Many factors led to the Falcons tumultuous downturn over the past few years, but the most glaring reason for despair was caused by the past regime’s mishandling of the salary cap. The proof is in the new regime having to trade away Julio Jones to create some cap relief. Thomas Dimitroff handing out massive contracts to anyone and everyone is the root cause of all this, but there are two sides to every story. For each abysmal contract the Falcons have on the books, there’s an equal amount of team-friendly deals. Brad Spielberger of Pro Football Focus released a feature of every team’s best and worst contracts.
The “best” contracts are those where the team is receiving more on-field value than compensation. Still, Spielberger omitted rookie contracts because they provide tremendous surplus value, so Calvin Ridley isn’t eligible. There is also a distinction between absolute value and relative value. Strong absolute value would be a contract that doesn’t take up much cap space, regardless of position. In comparison, great relative value would be a quarterback making $30 million per year, which is where the market is at this point — great relative to the position. Thus, Jake Matthews was designated the best contract; Spielberger’s reasoning:
If you’re looking for another reason why the Falcons recently moved on from wide receiver Julio Jones, it’s because the Falcons arguably have the fewest veteran contracts currently providing value to a franchise.
Interior defender Grady Jarrett and Jake Matthews are very good players at premium positions with some surplus value compared to their contracts, especially with the recent explosion of the left tackle market, but the list pretty much ends there.
Matthews has played 4,357 snaps over the last four seasons, the most of any tackle in the NFL. His 84.1 grade is eighth-best among all left tackles since 2017. You can’t ask for much more from your blindside protector, and the former No. 6 overall pick of the 2014 draft still has three years remaining on his contract, with a total cash flow of $39.5 million.

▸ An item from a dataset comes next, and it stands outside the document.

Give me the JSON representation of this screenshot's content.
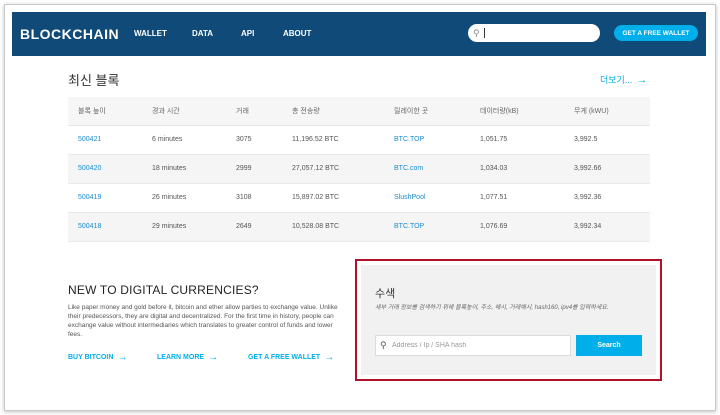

The cap-strapped Atlanta Falcons restructured his contract this offseason to clear room, but an extension for the 29-year-old could be coming in the not-so-distant future.
Matthews’ contract received a maximum restructure, which saved the Falcons $8.6 million at the time, putting his cap hit at $12.3 million. He’s the longest-tenured member of the offensive line and one of the most reliable tackles in the league since he started protecting Matt Ryan‘s blindside in 2014. Matthews will be extremely valuable for this young offensive line, but the same can’t be said for Spielberger’s choice for the Falcons’ worst contract on the books — Dante Fowler.

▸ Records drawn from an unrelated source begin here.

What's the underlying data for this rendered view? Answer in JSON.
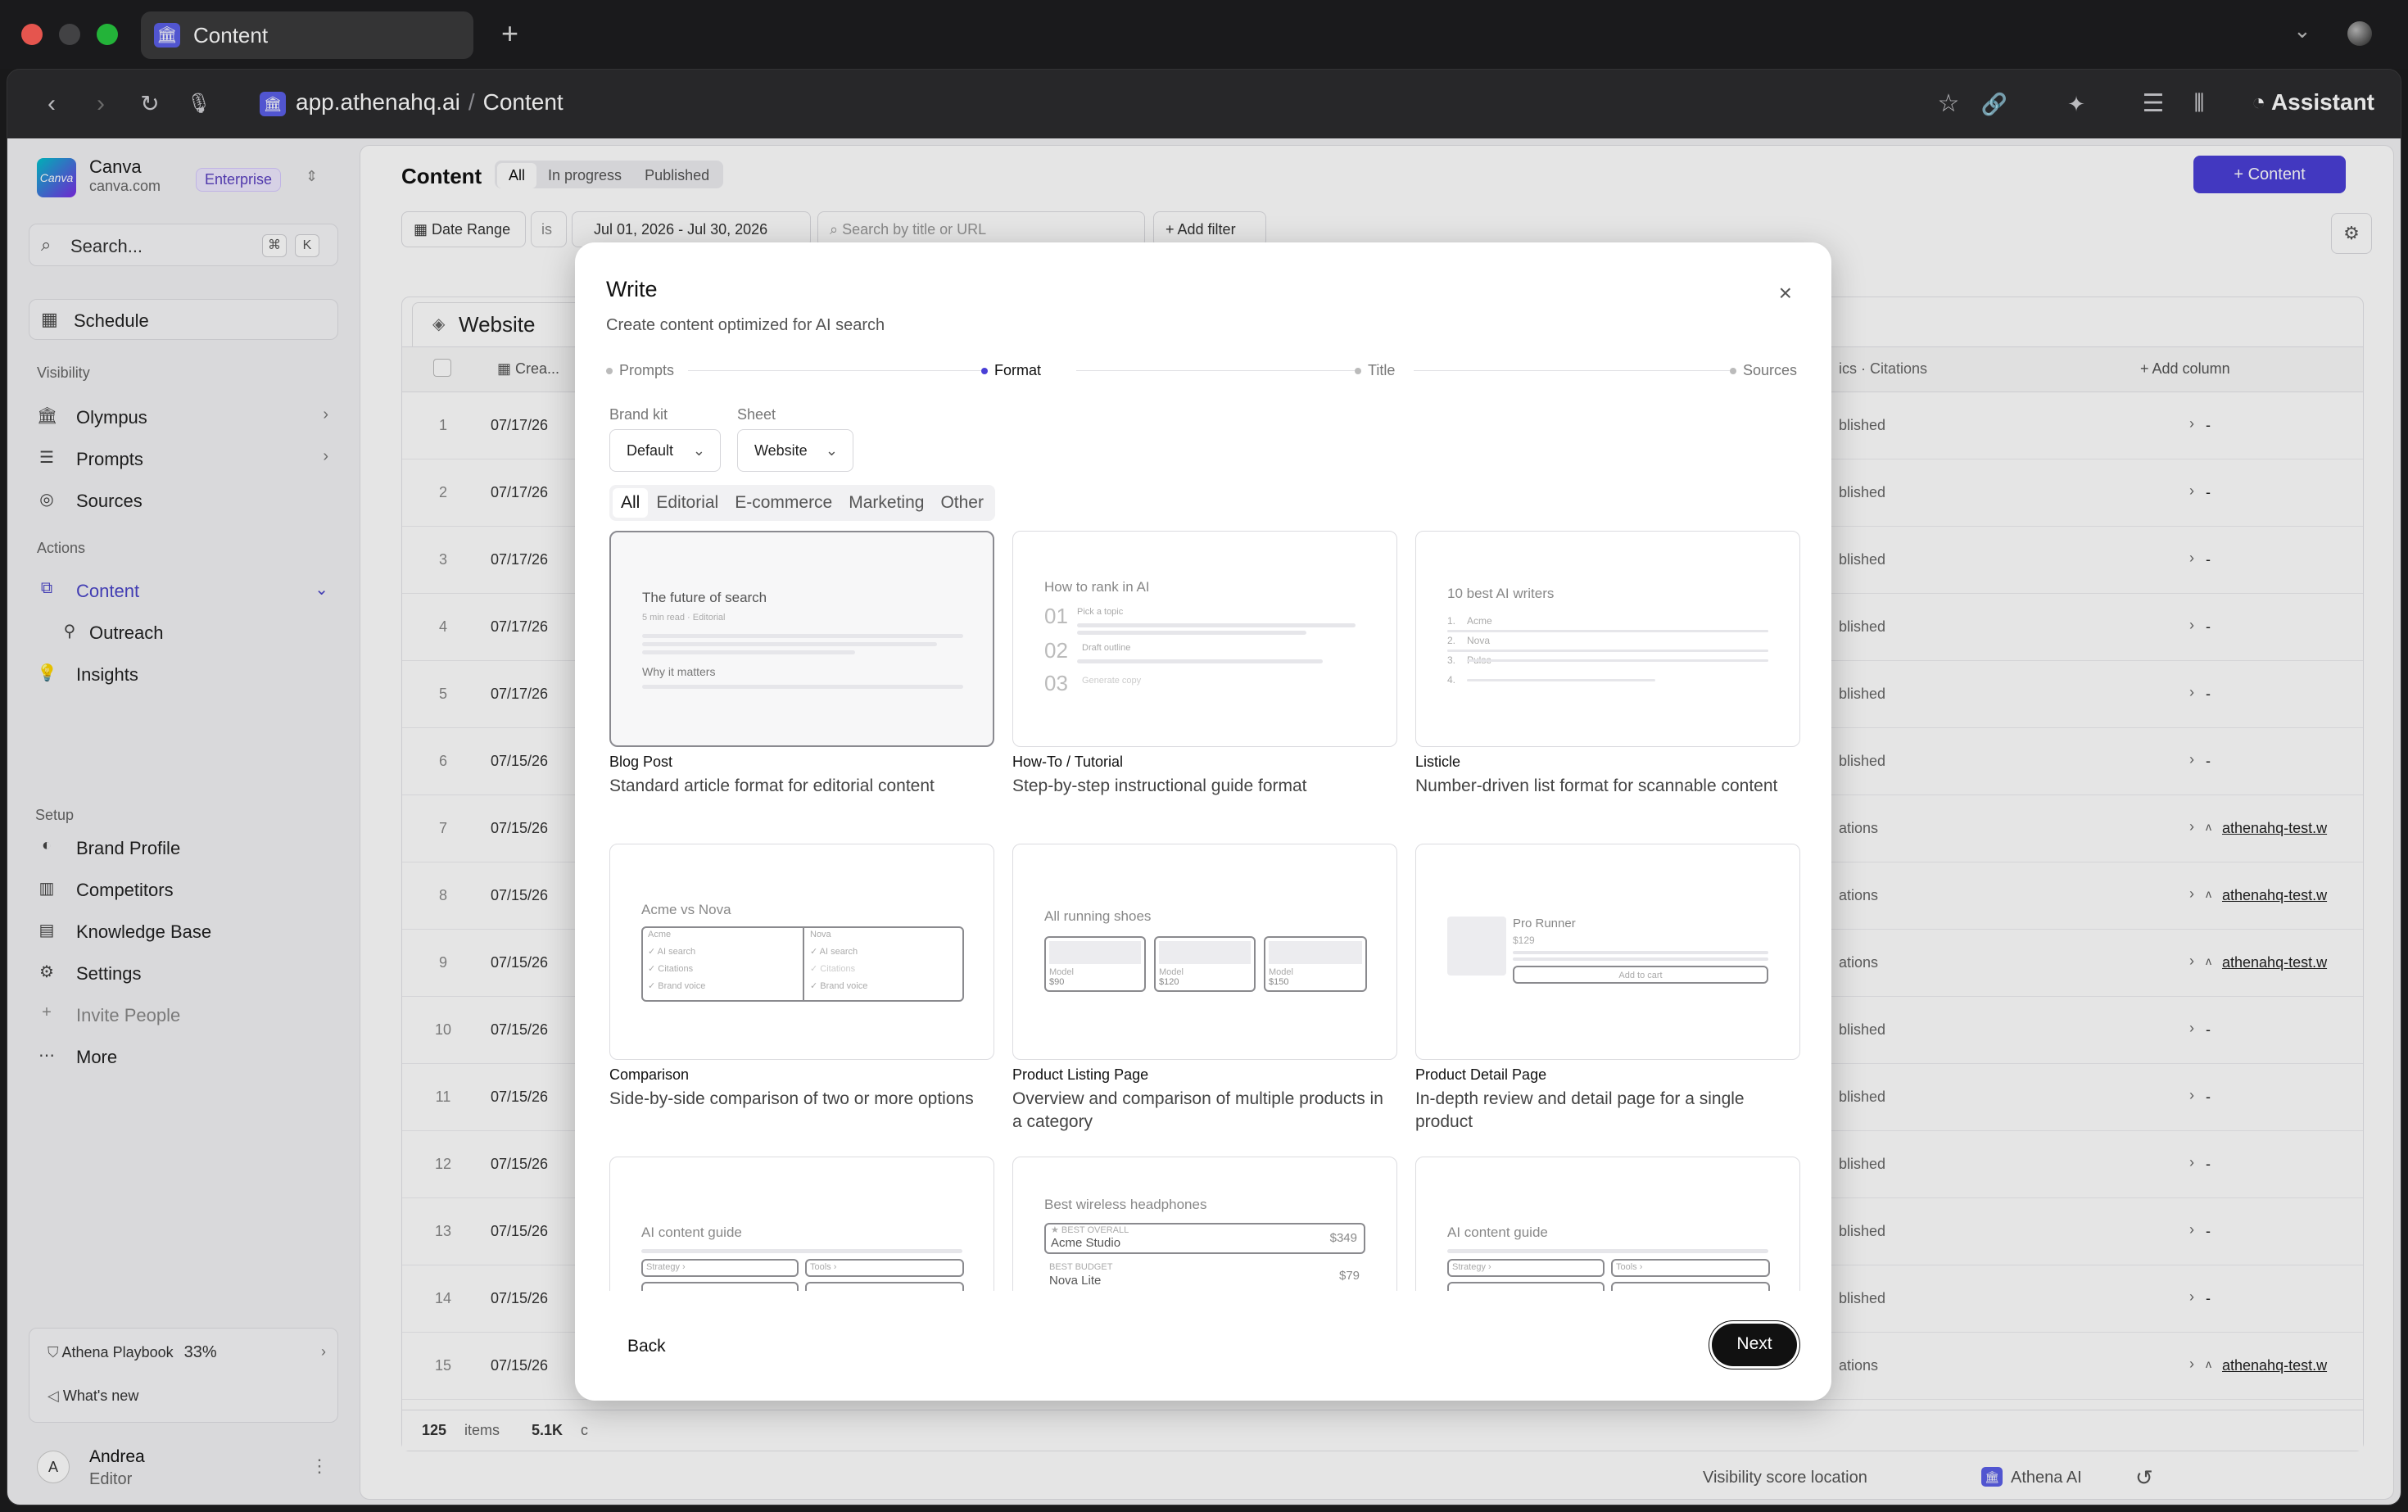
{
  "browser": {
    "tab_title": "Content",
    "url_domain": "app.athenahq.ai",
    "url_path": "Content",
    "assistant_label": "Assistant"
  },
  "sidebar": {
    "brand_name": "Canva",
    "brand_domain": "canva.com",
    "brand_logo_text": "Canva",
    "plan_badge": "Enterprise",
    "search_placeholder": "Search...",
    "search_kbd1": "⌘",
    "search_kbd2": "K",
    "schedule_label": "Schedule",
    "visibility_label": "Visibility",
    "visibility_items": [
      {
        "label": "Olympus",
        "icon": "bank-icon"
      },
      {
        "label": "Prompts",
        "icon": "list-icon"
      },
      {
        "label": "Sources",
        "icon": "globe-icon"
      }
    ],
    "actions_label": "Actions",
    "action_items": [
      {
        "label": "Content",
        "icon": "content-icon"
      },
      {
        "label": "Outreach",
        "icon": "person-icon"
      },
      {
        "label": "Insights",
        "icon": "lightbulb-icon"
      }
    ],
    "setup_label": "Setup",
    "setup_items": [
      {
        "label": "Brand Profile",
        "icon": "palette-icon"
      },
      {
        "label": "Competitors",
        "icon": "columns-icon"
      },
      {
        "label": "Knowledge Base",
        "icon": "book-icon"
      },
      {
        "label": "Settings",
        "icon": "gear-icon"
      },
      {
        "label": "Invite People",
        "icon": "plus-icon"
      },
      {
        "label": "More",
        "icon": "ellipsis-icon"
      }
    ],
    "playbook_label": "Athena Playbook",
    "playbook_progress": "33%",
    "whats_new": "What's new",
    "user_initial": "A",
    "user_name": "Andrea",
    "user_role": "Editor"
  },
  "main": {
    "page_title": "Content",
    "tabs": [
      "All",
      "In progress",
      "Published"
    ],
    "new_button": "Content",
    "filter_date_label": "Date Range",
    "filter_is": "is",
    "filter_date_value": "Jul 01, 2026 - Jul 30, 2026",
    "filter_search_placeholder": "Search by title or URL",
    "add_filter": "Add filter",
    "table_tab": "Website",
    "col_created": "Crea...",
    "col_metrics": "ics · Citations",
    "col_add": "Add column",
    "rows": [
      {
        "n": "1",
        "date": "07/17/26",
        "status": "blished",
        "dash": "-",
        "link": ""
      },
      {
        "n": "2",
        "date": "07/17/26",
        "status": "blished",
        "dash": "-",
        "link": ""
      },
      {
        "n": "3",
        "date": "07/17/26",
        "status": "blished",
        "dash": "-",
        "link": ""
      },
      {
        "n": "4",
        "date": "07/17/26",
        "status": "blished",
        "dash": "-",
        "link": ""
      },
      {
        "n": "5",
        "date": "07/17/26",
        "status": "blished",
        "dash": "-",
        "link": ""
      },
      {
        "n": "6",
        "date": "07/15/26",
        "status": "blished",
        "dash": "-",
        "link": ""
      },
      {
        "n": "7",
        "date": "07/15/26",
        "status": "ations",
        "dash": "",
        "link": "athenahq-test.w"
      },
      {
        "n": "8",
        "date": "07/15/26",
        "status": "ations",
        "dash": "",
        "link": "athenahq-test.w"
      },
      {
        "n": "9",
        "date": "07/15/26",
        "status": "ations",
        "dash": "",
        "link": "athenahq-test.w"
      },
      {
        "n": "10",
        "date": "07/15/26",
        "status": "blished",
        "dash": "-",
        "link": ""
      },
      {
        "n": "11",
        "date": "07/15/26",
        "status": "blished",
        "dash": "-",
        "link": ""
      },
      {
        "n": "12",
        "date": "07/15/26",
        "status": "blished",
        "dash": "-",
        "link": ""
      },
      {
        "n": "13",
        "date": "07/15/26",
        "status": "blished",
        "dash": "-",
        "link": ""
      },
      {
        "n": "14",
        "date": "07/15/26",
        "status": "blished",
        "dash": "-",
        "link": ""
      },
      {
        "n": "15",
        "date": "07/15/26",
        "status": "ations",
        "dash": "",
        "link": "athenahq-test.w"
      }
    ],
    "footer_count": "125",
    "footer_items": "items",
    "footer_total": "5.1K",
    "footer_c": "c"
  },
  "status_bar": {
    "visibility": "Visibility score location",
    "athena": "Athena AI"
  },
  "modal": {
    "title": "Write",
    "subtitle": "Create content optimized for AI search",
    "steps": [
      "Prompts",
      "Format",
      "Title",
      "Sources"
    ],
    "active_step": "Format",
    "brand_kit_label": "Brand kit",
    "brand_kit_value": "Default",
    "sheet_label": "Sheet",
    "sheet_value": "Website",
    "categories": [
      "All",
      "Editorial",
      "E-commerce",
      "Marketing",
      "Other"
    ],
    "formats": [
      {
        "name": "Blog Post",
        "desc": "Standard article format for editorial content"
      },
      {
        "name": "How-To / Tutorial",
        "desc": "Step-by-step instructional guide format"
      },
      {
        "name": "Listicle",
        "desc": "Number-driven list format for scannable content"
      },
      {
        "name": "Comparison",
        "desc": "Side-by-side comparison of two or more options"
      },
      {
        "name": "Product Listing Page",
        "desc": "Overview and comparison of multiple products in a category"
      },
      {
        "name": "Product Detail Page",
        "desc": "In-depth review and detail page for a single product"
      }
    ],
    "previews": {
      "blog_title": "The future of search",
      "blog_meta": "5 min read · Editorial",
      "blog_h2": "Why it matters",
      "howto_title": "How to rank in AI",
      "howto_steps": [
        {
          "n": "01",
          "t": "Pick a topic"
        },
        {
          "n": "02",
          "t": "Draft outline"
        },
        {
          "n": "03",
          "t": "Generate copy"
        }
      ],
      "listicle_title": "10 best AI writers",
      "listicle_items": [
        {
          "n": "1.",
          "t": "Acme"
        },
        {
          "n": "2.",
          "t": "Nova"
        },
        {
          "n": "3.",
          "t": "Pulse"
        },
        {
          "n": "4.",
          "t": ""
        }
      ],
      "comparison_title": "Acme vs Nova",
      "comparison_left": [
        "Acme",
        "✓ AI search",
        "✓ Citations",
        "✓ Brand voice"
      ],
      "comparison_right": [
        "Nova",
        "✓ AI search",
        "✓ Citations",
        "✓ Brand voice"
      ],
      "plp_title": "All running shoes",
      "plp_items": [
        {
          "model": "Model",
          "price": "$90"
        },
        {
          "model": "Model",
          "price": "$120"
        },
        {
          "model": "Model",
          "price": "$150"
        }
      ],
      "pdp_title": "Pro Runner",
      "pdp_price": "$129",
      "pdp_cart": "Add to cart",
      "guide1_title": "AI content guide",
      "guide1_tags": [
        "Strategy ›",
        "Tools ›"
      ],
      "headphones_title": "Best wireless headphones",
      "headphones_best_label": "★ BEST OVERALL",
      "headphones_best_name": "Acme Studio",
      "headphones_best_price": "$349",
      "headphones_budget_label": "BEST BUDGET",
      "headphones_budget_name": "Nova Lite",
      "headphones_budget_price": "$79",
      "guide2_title": "AI content guide",
      "guide2_tags": [
        "Strategy ›",
        "Tools ›"
      ]
    },
    "back_label": "Back",
    "next_label": "Next"
  }
}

Fowler agreed to revise his contract this offseason after signing for three years, $45 million during the 2020 offseason, turning the 2022 year into a void year and reducing his 2021 base salary by $7 million down to $6 million. His situation could have potentially served as a cautionary tale for the Rams with respect to edge defender Leonard Floyd, but Fowler’s success alongside DI Aaron Donald in Los Angeles was unsurprisingly not replicated on a poor defensive line in Atlanta.
Fowler’s 8.1% pressure percentage in 2020 tied for 119th among edge rushers with at least 25 pass-rush snaps.
This seemed like an obvious choice and was Dimitroff’s parting gift to the organization. He had career lows in every major pass rushing statistic — one forced fumble, three sacks, four TFL — and a career-low in games played. Terry Fontenot reworked the deal to save $7 million, but the 2022 void year will make him a free agent an offseason earlier and only leaves a $4.66 million dead cap charge. Even with all these money-saving transactions, Fowler’s contract is still by far the most egregious one on the books.
You must log in to post a comment.